April 13



2 Kings 7:3-20     

Matt 9:20-26
Luke 8:43-48

26 Tazria MetzoraShabbat Hagadol: is the Shabbat before Pesach-Passover-and commemorates the 10th day of Nissan, when the Hebrew slaves took the lambs that they were going to offer for Pesach and tied them up outside their homes, to keep until they offered it on the 14th (Ex. 12:3-6).

Parashat Metzora is mostly devoted to the sacrifices that those who have been affected with leprosy must bring after they are cleansed.  Despite this extensive concern with leprosy, these readings do not explain even obliquely the reason for the uncleanness of leprosy or why this disease strikes human beings. In cases of a skin affection is most careful to do exactly as the Levitical priests instruct you.  Take care to do as I have commanded them.  

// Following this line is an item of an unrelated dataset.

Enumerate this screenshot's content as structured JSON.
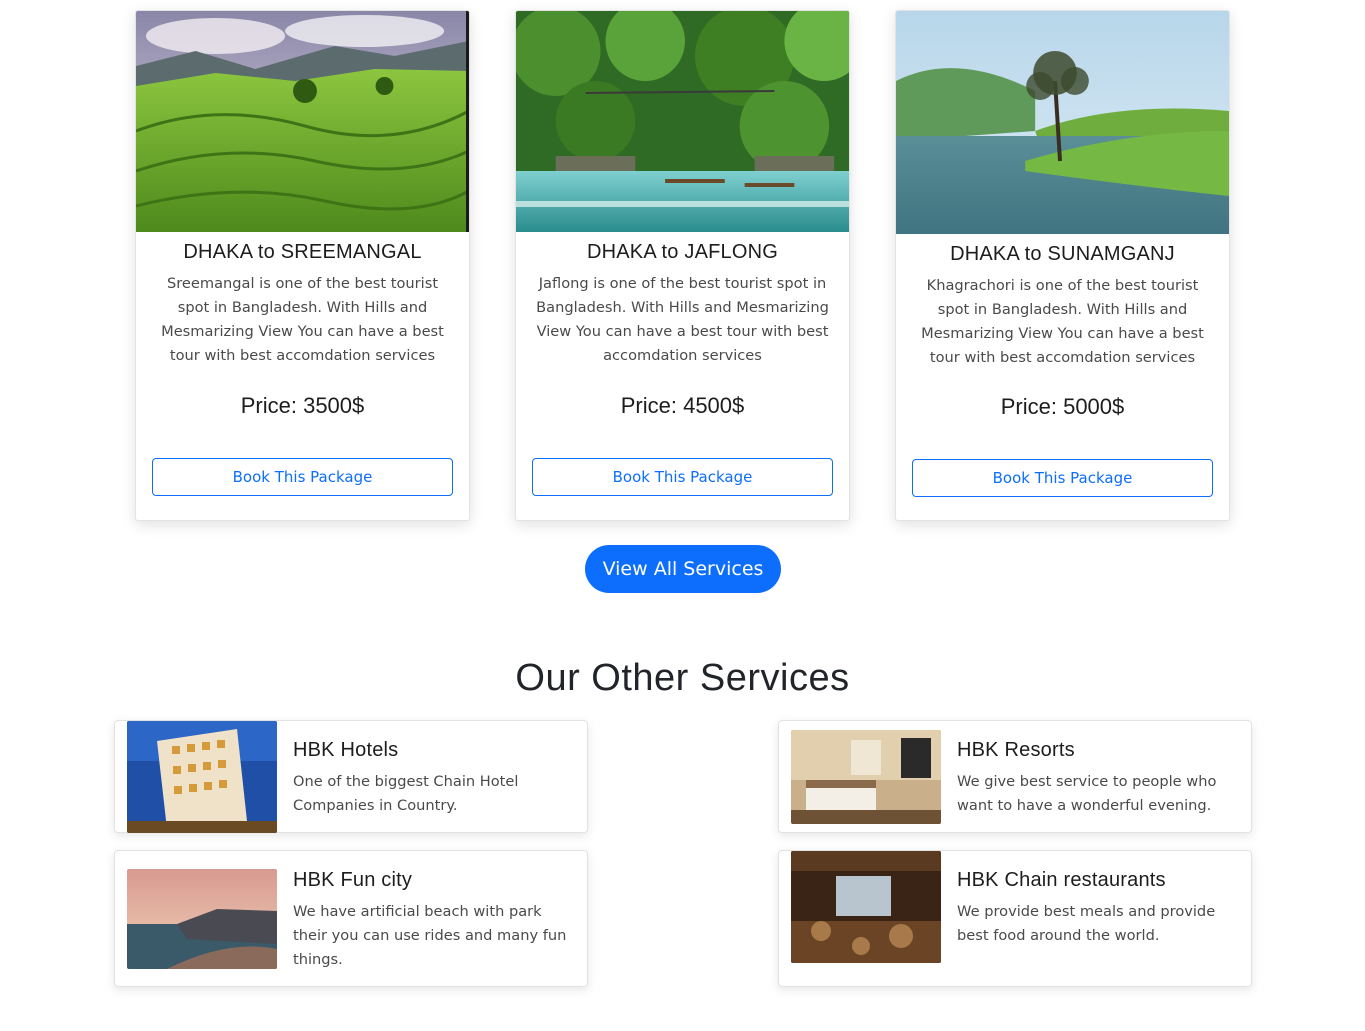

Remember what the Lord your God did to Miriam on the journey after you left Egypt. The Bible also contains two stories about lepers who showed respect for the authority of the Lord’s prophet:   Naaman, commander of the Aramean army, who had leprosy, took lightly the instructions given him by the prophet Elisha, but later, when he finally listened to the prophet, he was immediately cured (II Kings 5:1-14).   Having been taught a lesson, he therefore proclaimed that “there is a prophet in Israel” (v. 8).  The second story is that of the four lepers outside the camp, by the gate of Samaria (II Kings 7), who in the end brought deliverance to Israel.   At first, when the prophet Elisha prophesied during the siege and famine, “This time tomorrow, a seah of choice flour shall sell for a shekel at the gate of Samaria, and two seahs of barley for a shekel” (II Kings 7:1), he was taken lightly and mocked.  And lo, by the agency of these four lepers the words of the prophet came to be fulfilled before the eyes of all.